This bacon is crazy good. It’s not smoked as I don’t have a smoker, but I’m not missing that at all. It’s also hand-cut, making it thicker, which I have come to love.
I’m pretty darn proud of myself and so thankful to the happy hog who got to roam about in the open grasslands of southern Arizona because I can just taste the sunshine in the this bacon!
When I was young I used to stay up into the wee hours of the the night drawing really complicated pictures. I remember it being so fun because right around 10ish my brain would wake up and begin to think of fun things to draw. So I would draw with just a pencil and paper with all the world asleep around me. My mom even kept a trunk at the end of the hall where I would put all my art work.

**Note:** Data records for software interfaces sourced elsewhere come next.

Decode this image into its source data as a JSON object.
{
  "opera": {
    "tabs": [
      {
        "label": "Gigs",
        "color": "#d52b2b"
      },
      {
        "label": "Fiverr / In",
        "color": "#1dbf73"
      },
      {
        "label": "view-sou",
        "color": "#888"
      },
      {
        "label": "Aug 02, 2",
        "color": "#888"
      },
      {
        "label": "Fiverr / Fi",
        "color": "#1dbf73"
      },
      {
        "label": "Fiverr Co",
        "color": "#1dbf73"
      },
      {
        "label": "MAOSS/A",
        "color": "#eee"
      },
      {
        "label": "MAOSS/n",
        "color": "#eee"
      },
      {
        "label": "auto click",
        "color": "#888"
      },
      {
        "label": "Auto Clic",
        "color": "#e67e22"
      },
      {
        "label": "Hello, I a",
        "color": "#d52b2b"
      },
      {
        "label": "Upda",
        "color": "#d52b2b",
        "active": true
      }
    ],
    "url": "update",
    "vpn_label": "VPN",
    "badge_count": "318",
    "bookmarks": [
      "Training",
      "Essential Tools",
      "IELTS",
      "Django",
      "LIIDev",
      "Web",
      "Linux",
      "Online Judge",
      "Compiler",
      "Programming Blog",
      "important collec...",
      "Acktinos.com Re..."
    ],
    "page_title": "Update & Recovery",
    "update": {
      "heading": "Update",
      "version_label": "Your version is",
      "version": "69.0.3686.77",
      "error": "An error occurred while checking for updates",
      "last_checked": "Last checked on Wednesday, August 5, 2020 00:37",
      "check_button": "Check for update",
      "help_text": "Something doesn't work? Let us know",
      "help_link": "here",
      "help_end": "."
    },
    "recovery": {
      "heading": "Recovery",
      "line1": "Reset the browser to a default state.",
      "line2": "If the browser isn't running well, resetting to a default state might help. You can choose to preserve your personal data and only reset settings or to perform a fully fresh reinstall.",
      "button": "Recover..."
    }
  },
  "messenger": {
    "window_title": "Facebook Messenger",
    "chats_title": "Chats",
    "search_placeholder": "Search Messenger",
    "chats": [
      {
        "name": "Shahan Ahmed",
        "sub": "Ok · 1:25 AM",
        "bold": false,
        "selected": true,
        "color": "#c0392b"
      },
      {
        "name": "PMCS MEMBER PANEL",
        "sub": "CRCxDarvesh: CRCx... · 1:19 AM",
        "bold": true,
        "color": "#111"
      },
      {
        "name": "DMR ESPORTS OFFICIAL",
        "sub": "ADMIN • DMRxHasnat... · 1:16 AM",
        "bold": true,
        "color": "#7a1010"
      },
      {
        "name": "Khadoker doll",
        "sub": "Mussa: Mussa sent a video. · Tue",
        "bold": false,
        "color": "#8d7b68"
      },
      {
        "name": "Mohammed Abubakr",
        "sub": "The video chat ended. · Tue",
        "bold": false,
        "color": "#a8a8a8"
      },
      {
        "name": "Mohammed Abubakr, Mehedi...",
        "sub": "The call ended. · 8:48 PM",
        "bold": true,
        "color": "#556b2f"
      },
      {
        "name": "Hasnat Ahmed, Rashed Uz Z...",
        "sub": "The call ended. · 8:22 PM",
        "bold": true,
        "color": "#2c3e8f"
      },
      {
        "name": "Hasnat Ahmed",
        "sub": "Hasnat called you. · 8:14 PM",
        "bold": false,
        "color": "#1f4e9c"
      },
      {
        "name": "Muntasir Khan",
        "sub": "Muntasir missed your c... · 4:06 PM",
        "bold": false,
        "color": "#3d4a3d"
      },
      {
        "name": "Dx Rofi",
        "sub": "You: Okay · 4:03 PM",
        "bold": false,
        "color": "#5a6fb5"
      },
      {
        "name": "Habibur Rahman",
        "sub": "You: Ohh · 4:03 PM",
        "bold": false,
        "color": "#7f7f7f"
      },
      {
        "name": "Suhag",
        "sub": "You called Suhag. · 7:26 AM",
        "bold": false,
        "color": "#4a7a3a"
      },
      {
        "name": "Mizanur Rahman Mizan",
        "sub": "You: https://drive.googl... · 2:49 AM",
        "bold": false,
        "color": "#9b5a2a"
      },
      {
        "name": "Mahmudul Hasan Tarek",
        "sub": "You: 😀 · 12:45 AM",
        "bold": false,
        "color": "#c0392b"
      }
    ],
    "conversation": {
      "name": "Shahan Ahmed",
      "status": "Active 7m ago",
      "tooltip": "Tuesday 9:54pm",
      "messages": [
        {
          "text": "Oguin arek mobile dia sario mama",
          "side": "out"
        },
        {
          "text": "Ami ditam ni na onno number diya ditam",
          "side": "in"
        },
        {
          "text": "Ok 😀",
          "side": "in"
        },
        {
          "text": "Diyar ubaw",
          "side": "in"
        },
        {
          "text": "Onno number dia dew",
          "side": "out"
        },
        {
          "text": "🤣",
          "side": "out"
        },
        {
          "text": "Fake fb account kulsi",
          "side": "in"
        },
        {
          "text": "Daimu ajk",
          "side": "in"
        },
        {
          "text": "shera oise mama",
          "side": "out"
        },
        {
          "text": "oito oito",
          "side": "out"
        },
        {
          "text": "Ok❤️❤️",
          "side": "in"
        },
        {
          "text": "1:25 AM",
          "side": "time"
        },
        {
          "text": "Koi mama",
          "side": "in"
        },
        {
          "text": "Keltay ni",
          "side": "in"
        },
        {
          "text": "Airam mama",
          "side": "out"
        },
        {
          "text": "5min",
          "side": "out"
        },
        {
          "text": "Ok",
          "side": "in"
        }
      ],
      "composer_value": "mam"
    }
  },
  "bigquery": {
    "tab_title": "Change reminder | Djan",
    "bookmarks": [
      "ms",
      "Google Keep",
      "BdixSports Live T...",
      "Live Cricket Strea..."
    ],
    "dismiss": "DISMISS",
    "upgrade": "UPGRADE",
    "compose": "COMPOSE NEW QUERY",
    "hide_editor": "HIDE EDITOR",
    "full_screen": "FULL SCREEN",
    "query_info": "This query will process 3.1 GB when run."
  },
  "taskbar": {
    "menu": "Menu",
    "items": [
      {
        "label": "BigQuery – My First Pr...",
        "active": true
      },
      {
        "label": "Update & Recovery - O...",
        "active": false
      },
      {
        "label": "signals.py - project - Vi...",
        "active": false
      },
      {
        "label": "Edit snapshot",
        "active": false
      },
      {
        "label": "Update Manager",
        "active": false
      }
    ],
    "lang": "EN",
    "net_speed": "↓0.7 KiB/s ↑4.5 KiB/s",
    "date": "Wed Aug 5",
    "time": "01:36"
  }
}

Eventually school and assignments got the better of my creative side. I wanted to draw and paint and create things with my hands everyday and so I took art classes, but for some reason I always felt stifled. Like I wasn’t a good enough artist. I think it was the process of being in an art class where you were given an assignment and told what you should do to be creative. What colors to use, what objects to paint or draw. After months and years of being told what to create suddenly they would open up and say do whatever you want, but it better be really good so you can pass this class and you have to do it in three weeks. I felt by the end of art school I had completely forgotten how to be creative. I was released into the world and had absolutely no idea how to go forward. No one was telling me the magic formula for an A+. The A+ meant a paying job or a show with my art in it. I graduated at a terrible time too, right at the beginning of the housing market crash when no one wanted anything to do with a college educated artist.
So I dropped art for art’s sake for a very long time. Not to say I haven’t made things, I learned to sew and knit, embroider, and even spin yarn. But then in January I found myself in New Mexico having forgotten my knitting basket, no sewing machine in sight, and a whole lot of time on my hands thanks to being at my mom’s house. I decided it was time to draw again. I bought a sketchbook and lots of pens, something I’ve never drawn with before. I’m trying to unschool my artistic side. I’m attempting to let go of all the inhibitions and expectations I placed on myself all those years ago. I’m excited to see where it leads because I don’t know, and this time I don’t care if I mess things up. It’s just a sketchbook and there are no grades or degrees depending on it.
All those years instructors kept telling us to think outside of the box… but inside of the syllabus. Well, now I am going to let myself paint wherever and mess up, to try mixing materials and see where it leads. I think I am finally ready to think outside of the box again.